The University of Oregon’s developer community is interesting. I’d say unique, but from speaking to developers at other universities, I’m under the impression that our situation is fairly common at large institutions. With 25,000-ish students and hundreds of schools and departments supporting them, there comes a few thousand websites to provide information about enrollment, financial aid, majors, classes, housing, dining, activities, events, and on and on and on. Typically, developers are hired in far-fetched corners of the institution and charged with one area’s concerns. Thusly, to support a thousand sites, we wind up with a few hundred developers, ranging from $10/hr students to $100k/year professionals supporting this odd, cobbled-together infrastructure.
I’ve written about this problem elsewhere, and rather than re-hashing it I’d like to look at some interesting ideas that come up as we head down the road to recovery. Eventually, all these programmers start talking to each other and realize that they’re all working on essentially the same problem. As we begin to collaborate organically, realizing that we have common problems and coming together to find common solutions, we start to emulate open source software communities, and we run into one of the biggest problems in OSS: encouraging contribution and eliminating barriers to first commit.
As we go through this process as an institution, I’ve been a big cheerleader for openness, I’ve spoken to several individuals trying to convince them to open up, and as such I’ve been privileged to get a glimpse of the barriers standing between potential contributors and actual contribution. Turns out, when you ask a developer to come out of their little corner of the universe and start working within an open source community, the most common reaction is fear. We’re afraid that our code’s no good and that as soon as we publish it for others to see we’ll be revealed for frauds, that everyone will see that we actually don’t know what the hell we’re doing and that we don’t know the first thing about programming.
I think there are two factors that contribute to this attitude of fear. First, let’s talk about impostor syndrome. Many in our profession seem to suffer from something like impostor syndrome, and I personally think it’s because of the nature of the field we work in. Computers are weird and nobody really understands them, but web developers are expected to use them to build systems that support thousands of users and millions of dollars in business. The entire internet is held together with duct tape and good intentions and if anyone looks at it funny the whole thing will fall apart. This is the world web developers live in and are expected to excel in. Of course it’s terrifying, it’s not a solved problem and there are no best practices, really. The important realization is that you’re not the only one who doesn’t really know what they’re doing.
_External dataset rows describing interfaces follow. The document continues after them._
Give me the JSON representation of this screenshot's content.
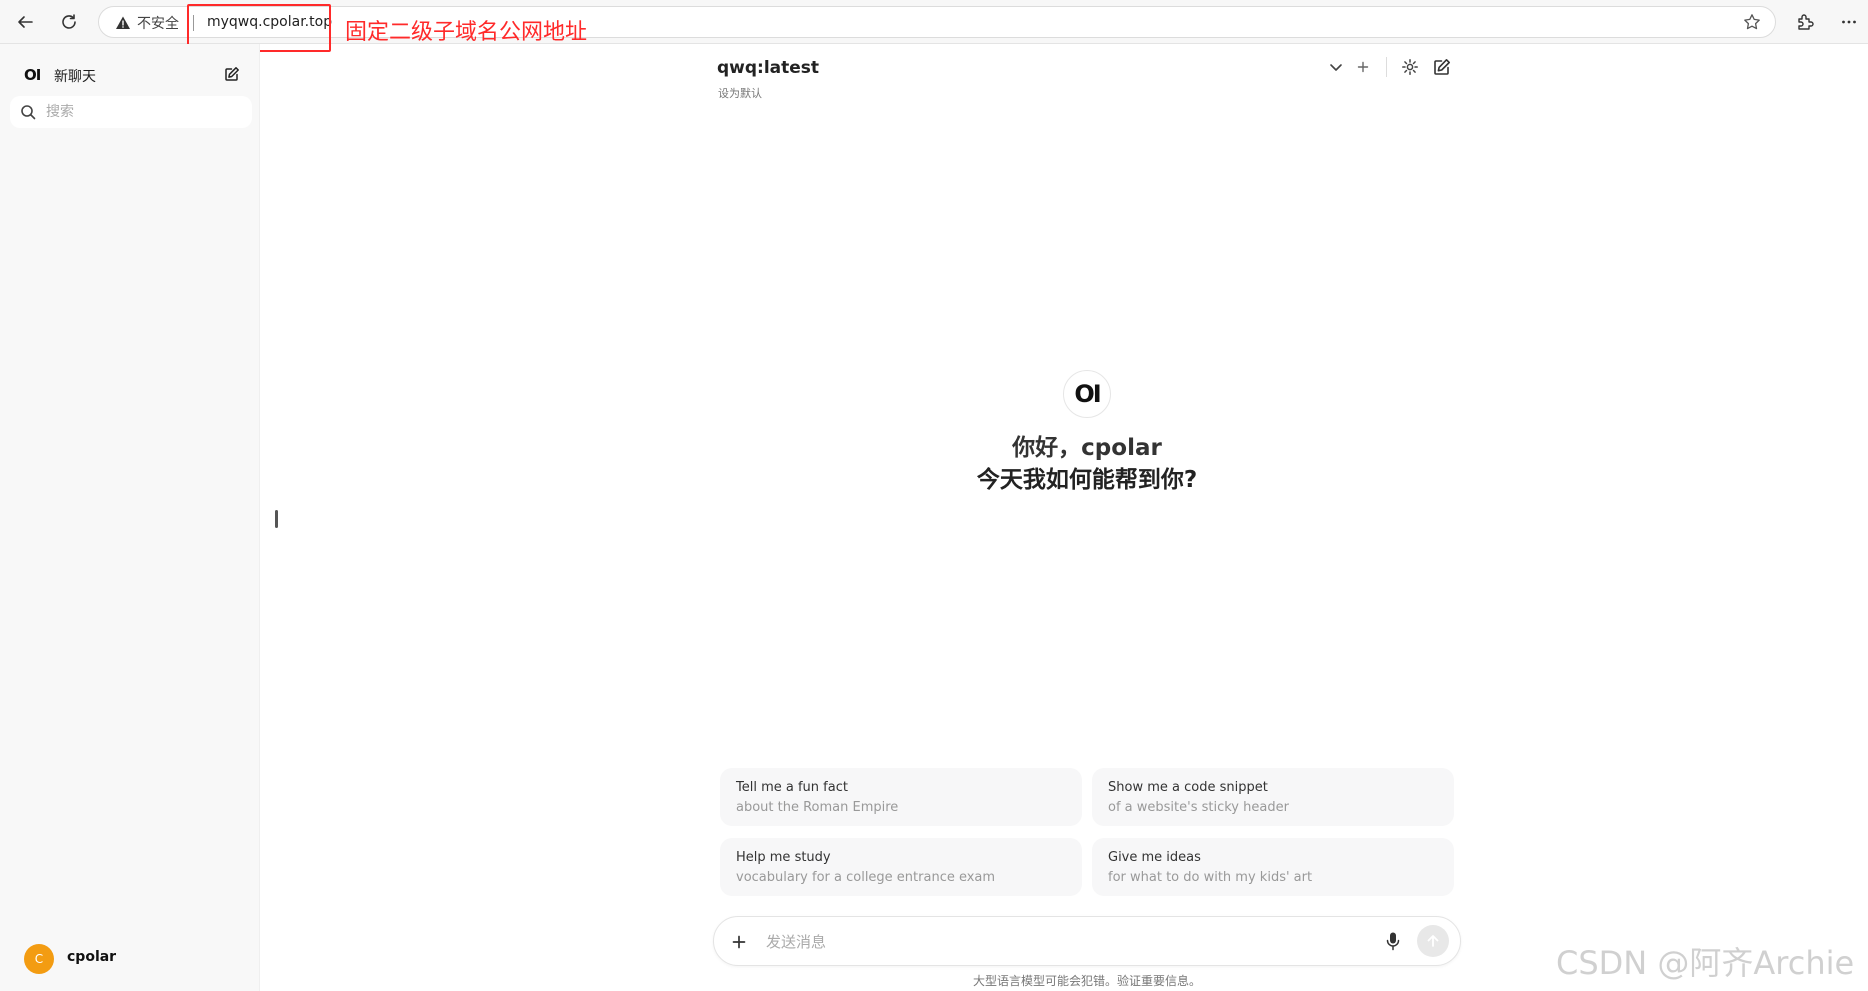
{
  "browser": {
    "insecure_label": "不安全",
    "url": "myqwq.cpolar.top",
    "annotation": "固定二级子域名公网地址"
  },
  "sidebar": {
    "logo": "OI",
    "new_chat_label": "新聊天",
    "search_placeholder": "搜索",
    "user": {
      "avatar_initial": "C",
      "name": "cpolar",
      "avatar_color": "#f39c12"
    }
  },
  "header": {
    "model_name": "qwq:latest",
    "set_default_label": "设为默认"
  },
  "welcome": {
    "logo": "OI",
    "greeting": "你好，cpolar",
    "help_text": "今天我如何能帮到你?"
  },
  "suggestions": [
    {
      "title": "Tell me a fun fact",
      "subtitle": "about the Roman Empire"
    },
    {
      "title": "Show me a code snippet",
      "subtitle": "of a website's sticky header"
    },
    {
      "title": "Help me study",
      "subtitle": "vocabulary for a college entrance exam"
    },
    {
      "title": "Give me ideas",
      "subtitle": "for what to do with my kids' art"
    }
  ],
  "composer": {
    "placeholder": "发送消息",
    "disclaimer": "大型语言模型可能会犯错。验证重要信息。"
  },
  "watermark": "CSDN @阿齐Archie",
  "colors": {
    "annotation_red": "#ff2a2a",
    "avatar_orange": "#f39c12"
  }
}
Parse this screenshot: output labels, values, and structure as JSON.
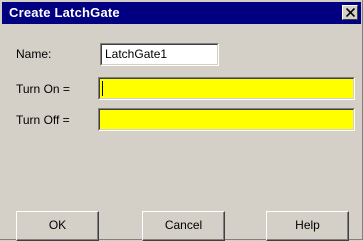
{
  "dialog": {
    "title": "Create LatchGate",
    "close_icon": "close-icon"
  },
  "form": {
    "name_label": "Name:",
    "name_value": "LatchGate1",
    "turn_on_label": "Turn On =",
    "turn_on_value": "",
    "turn_off_label": "Turn Off =",
    "turn_off_value": "",
    "expression_field_color": "#ffff00"
  },
  "buttons": {
    "ok": "OK",
    "cancel": "Cancel",
    "help": "Help"
  }
}
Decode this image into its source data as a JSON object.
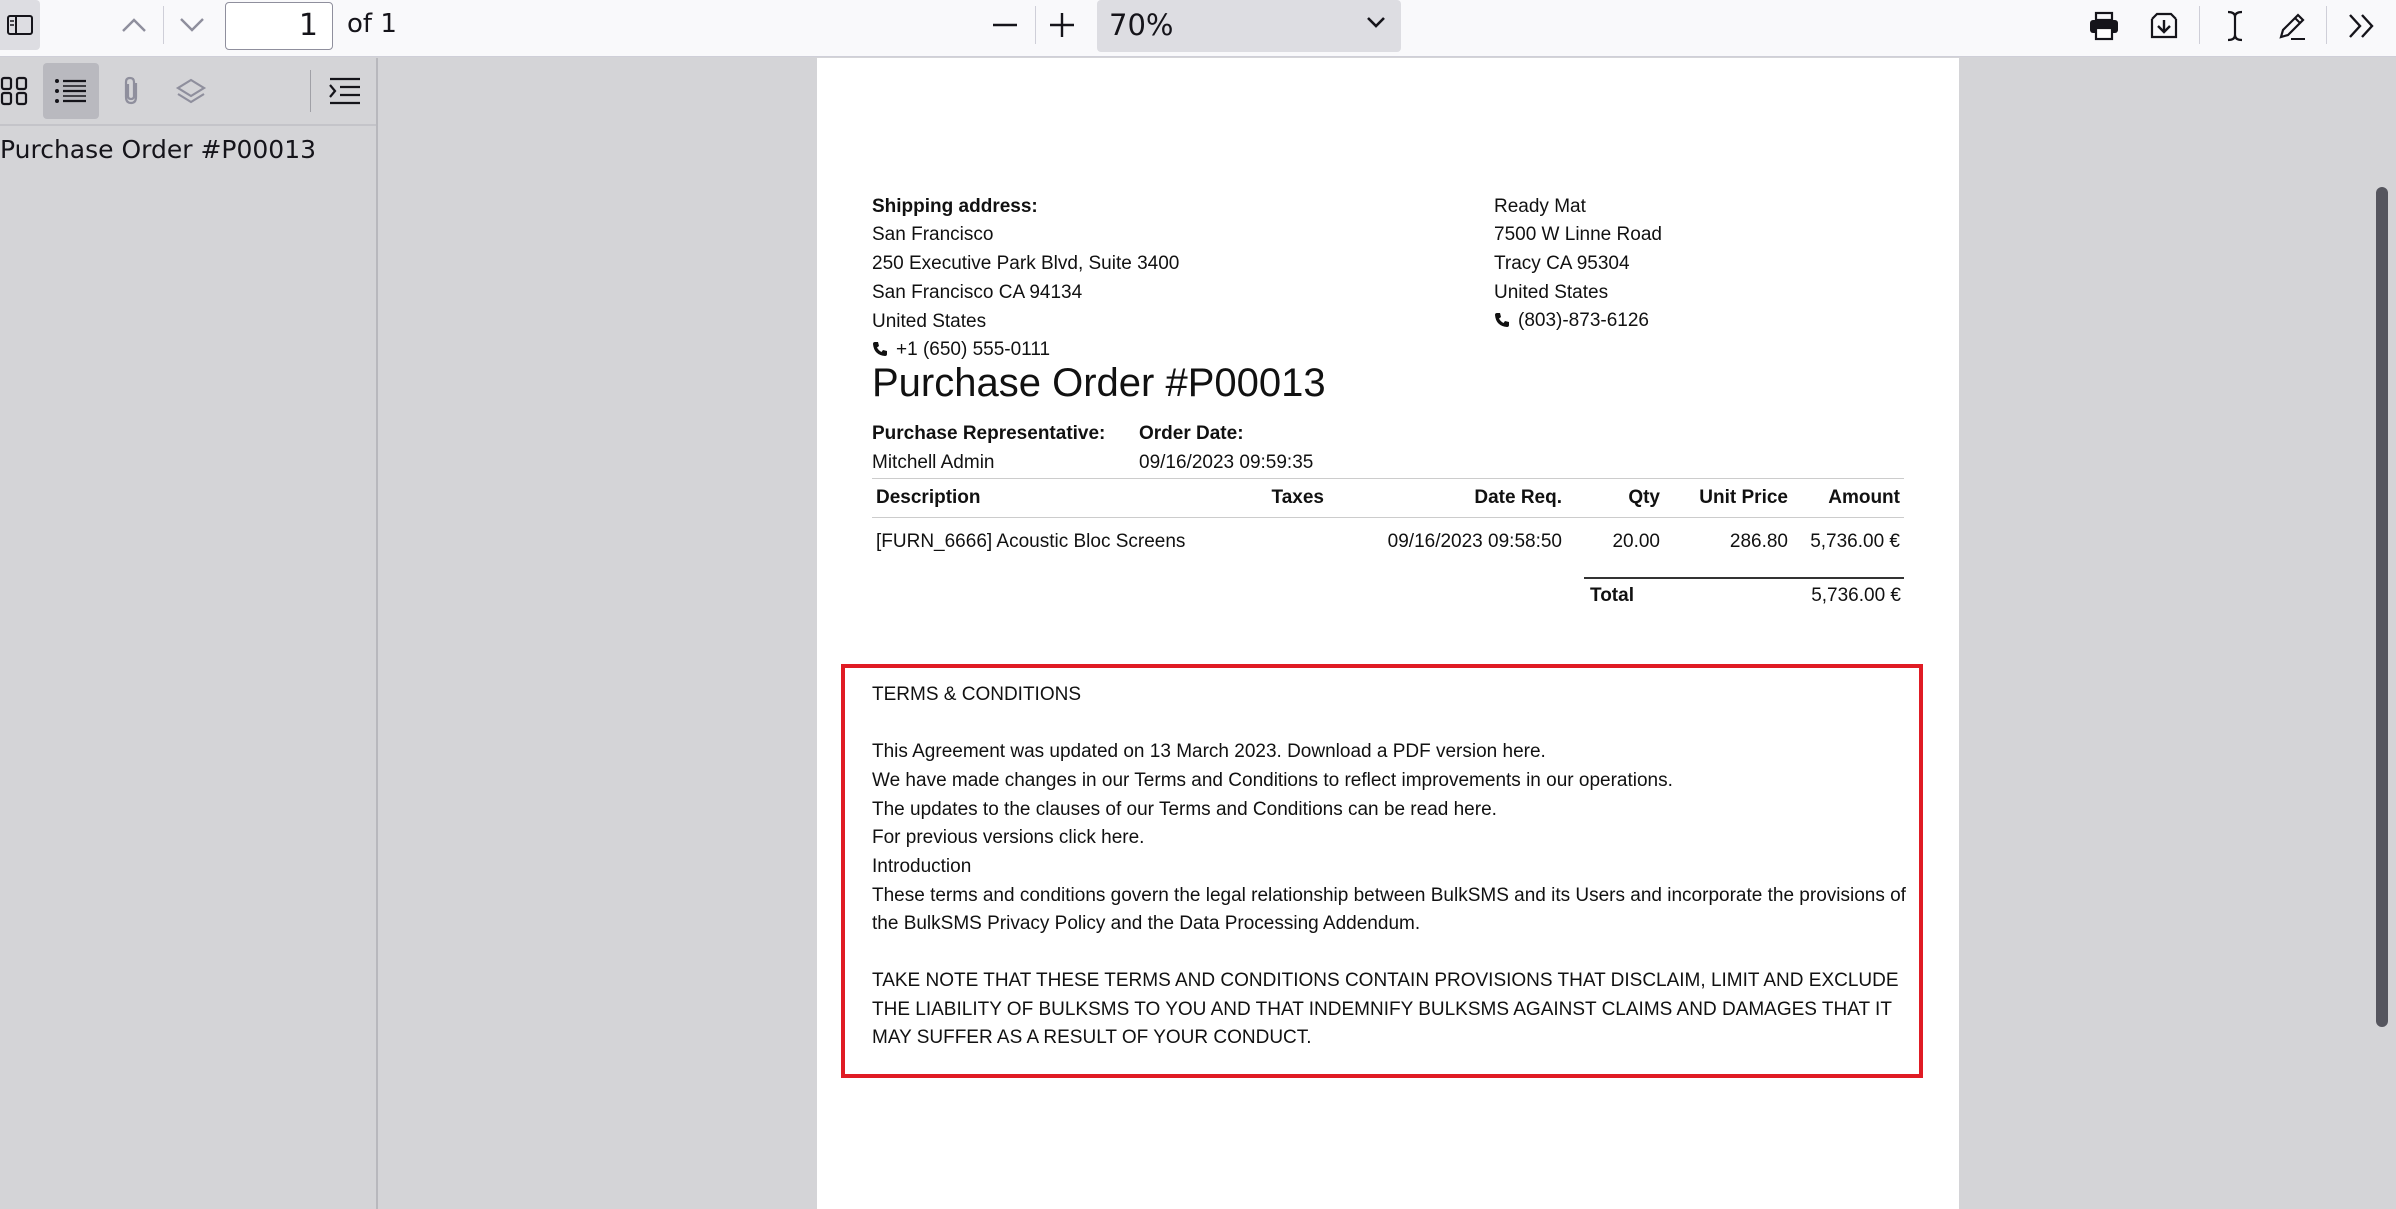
{
  "toolbar": {
    "page_number": "1",
    "page_count_label": "of 1",
    "zoom_value": "70%",
    "icons": [
      "sidebar-toggle-icon",
      "previous-page-icon",
      "next-page-icon",
      "zoom-out-icon",
      "zoom-in-icon",
      "print-icon",
      "save-icon",
      "text-cursor-icon",
      "draw-icon",
      "tools-icon"
    ]
  },
  "sidebar": {
    "buttons": [
      "thumbnails-icon",
      "outline-icon",
      "attachments-icon",
      "layers-icon",
      "current-outline-item-icon"
    ],
    "outline_items": [
      "Purchase Order #P00013"
    ]
  },
  "document": {
    "shipping": {
      "label": "Shipping address:",
      "lines": [
        "San Francisco",
        "250 Executive Park Blvd, Suite 3400",
        "San Francisco CA 94134",
        "United States"
      ],
      "phone": "+1 (650) 555-0111"
    },
    "vendor": {
      "lines": [
        "Ready Mat",
        "7500 W Linne Road",
        "Tracy CA 95304",
        "United States"
      ],
      "phone": "(803)-873-6126"
    },
    "title": "Purchase Order #P00013",
    "rep_label": "Purchase Representative:",
    "rep_value": "Mitchell Admin",
    "date_label": "Order Date:",
    "date_value": "09/16/2023 09:59:35",
    "table": {
      "headers": [
        "Description",
        "Taxes",
        "Date Req.",
        "Qty",
        "Unit Price",
        "Amount"
      ],
      "rows": [
        [
          "[FURN_6666] Acoustic Bloc Screens",
          "",
          "09/16/2023 09:58:50",
          "20.00",
          "286.80",
          "5,736.00 €"
        ]
      ]
    },
    "total_label": "Total",
    "total_value": "5,736.00 €",
    "terms": {
      "heading": "TERMS & CONDITIONS",
      "lines": [
        "This Agreement was updated on 13 March 2023. Download a PDF version here.",
        "We have made changes in our Terms and Conditions to reflect improvements in our operations.",
        "The updates to the clauses of our Terms and Conditions can be read here.",
        "For previous versions click here.",
        "Introduction",
        "These terms and conditions govern the legal relationship between BulkSMS and its Users and incorporate the provisions of",
        "the BulkSMS Privacy Policy and the Data Processing Addendum."
      ],
      "notice_lines": [
        "TAKE NOTE THAT THESE TERMS AND CONDITIONS CONTAIN PROVISIONS THAT DISCLAIM, LIMIT AND EXCLUDE",
        "THE LIABILITY OF BULKSMS TO YOU AND THAT INDEMNIFY BULKSMS AGAINST CLAIMS AND DAMAGES THAT IT",
        "MAY SUFFER AS A RESULT OF YOUR CONDUCT."
      ]
    }
  },
  "colors": {
    "highlight_border": "#e01b24",
    "toolbar_bg": "#f9f9fb",
    "viewer_bg": "#d4d4d7"
  }
}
This leads to my second point: Education and the perils of working in a knowledge-based field. I think there are three kinds of knowledge, and I’ll quote:
there are things that we know that we know. We also know there are known unknowns; that is to say we know there are some things we do not know. But there are also unknown unknowns, the ones we don’t know we don’t know.
– Donald Rumsfeld
OK, OK, there was a lot of laughing on the internet about this one, but the man has a point. There are three kinds of knowledge: Things we know, things we don’t know, and things we don’t know we don’t know.
Programming is a knowledge-based profession, and programmers are generally educated individuals, whether conventionally educated or autodidacts – usually a combination of both. Many people view education as something that decreases the things we don’t know and increases the things we know, but this often isn’t the case. Rather, education tends to show us a little about a lot of things, showing us all kinds of new things we never knew we didn’t know about.
In our specific case, software development is a huge, sprawling field and demands specialization as there’s simply too much for any one person to learn in a lifetime. Like education, specialization means that developers, and particularly less experienced ones, know a little bit about a lot of things, which means they have a good idea of how much they don’t know. Knowing that there’s a lot of things you don’t know about is the nature of the business, yet is the very thing that strikes fear in the heart and feeds into erroneous self-perceptions of fraud.
Software development is an extremely young profession that still has a lot of growing to do. It’s hard, it’s complicated, nobody’s terribly good at it, and nobody understands the whole picture, really. In my mind, the key to overcoming the fear of openness is to understand and embrace this idea. Of course your code is buggy and hacked together in places – debugging is hard, you’re working alone so QA is impossible, and time pressures force you to make compromises in quality, just like everyone else. Of course you don’t know everything, nobody does, and you won’t be exposed as a fraud if you can’t answer a question.
There is still a wealth of work to be done with documentation, tools, training, and onboarding new contributors. The more people that accept this idea, embrace the terrible, and open up, the more people we can get talking about what hurts and how to make it better.